Start of Block

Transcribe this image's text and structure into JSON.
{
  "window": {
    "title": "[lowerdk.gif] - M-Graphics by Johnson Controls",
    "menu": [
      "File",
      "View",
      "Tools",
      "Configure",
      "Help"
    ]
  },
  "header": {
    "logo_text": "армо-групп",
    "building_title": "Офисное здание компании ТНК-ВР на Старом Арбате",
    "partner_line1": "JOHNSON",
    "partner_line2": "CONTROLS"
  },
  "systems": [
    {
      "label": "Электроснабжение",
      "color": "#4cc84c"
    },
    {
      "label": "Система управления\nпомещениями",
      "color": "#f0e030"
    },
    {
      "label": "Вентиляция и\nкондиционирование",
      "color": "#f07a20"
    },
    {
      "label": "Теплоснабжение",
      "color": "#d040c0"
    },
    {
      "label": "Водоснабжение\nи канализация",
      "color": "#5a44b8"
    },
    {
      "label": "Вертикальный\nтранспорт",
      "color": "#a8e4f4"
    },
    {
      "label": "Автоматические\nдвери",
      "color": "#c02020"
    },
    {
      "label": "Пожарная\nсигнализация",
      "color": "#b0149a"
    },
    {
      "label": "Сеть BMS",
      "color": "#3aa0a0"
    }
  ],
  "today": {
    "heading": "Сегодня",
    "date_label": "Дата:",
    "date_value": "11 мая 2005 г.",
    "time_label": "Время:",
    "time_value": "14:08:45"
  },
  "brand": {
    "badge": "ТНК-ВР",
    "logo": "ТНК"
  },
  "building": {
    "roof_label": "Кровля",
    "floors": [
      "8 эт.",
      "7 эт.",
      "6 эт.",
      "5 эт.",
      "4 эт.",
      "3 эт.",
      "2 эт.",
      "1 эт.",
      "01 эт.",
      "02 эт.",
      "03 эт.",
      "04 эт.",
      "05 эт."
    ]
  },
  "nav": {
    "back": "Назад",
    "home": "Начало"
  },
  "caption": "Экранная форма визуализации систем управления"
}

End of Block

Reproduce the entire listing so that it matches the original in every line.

Transcribe this image's text and structure into JSON.
{
  "window": {
    "title": "[lowerdk.gif] - M-Graphics by Johnson Controls",
    "menu": [
      "File",
      "View",
      "Tools",
      "Configure",
      "Help"
    ]
  },
  "header": {
    "logo_text": "армо-групп",
    "building_title": "Офисное здание компании ТНК-ВР на Старом Арбате",
    "partner_line1": "JOHNSON",
    "partner_line2": "CONTROLS"
  },
  "systems": [
    {
      "label": "Электроснабжение",
      "color": "#4cc84c"
    },
    {
      "label": "Система управления\nпомещениями",
      "color": "#f0e030"
    },
    {
      "label": "Вентиляция и\nкондиционирование",
      "color": "#f07a20"
    },
    {
      "label": "Теплоснабжение",
      "color": "#d040c0"
    },
    {
      "label": "Водоснабжение\nи канализация",
      "color": "#5a44b8"
    },
    {
      "label": "Вертикальный\nтранспорт",
      "color": "#a8e4f4"
    },
    {
      "label": "Автоматические\nдвери",
      "color": "#c02020"
    },
    {
      "label": "Пожарная\nсигнализация",
      "color": "#b0149a"
    },
    {
      "label": "Сеть BMS",
      "color": "#3aa0a0"
    }
  ],
  "today": {
    "heading": "Сегодня",
    "date_label": "Дата:",
    "date_value": "11 мая 2005 г.",
    "time_label": "Время:",
    "time_value": "14:08:45"
  },
  "brand": {
    "badge": "ТНК-ВР",
    "logo": "ТНК"
  },
  "building": {
    "roof_label": "Кровля",
    "floors": [
      "8 эт.",
      "7 эт.",
      "6 эт.",
      "5 эт.",
      "4 эт.",
      "3 эт.",
      "2 эт.",
      "1 эт.",
      "01 эт.",
      "02 эт.",
      "03 эт.",
      "04 эт.",
      "05 эт."
    ]
  },
  "nav": {
    "back": "Назад",
    "home": "Начало"
  },
  "caption": "Экранная форма визуализации систем управления"
}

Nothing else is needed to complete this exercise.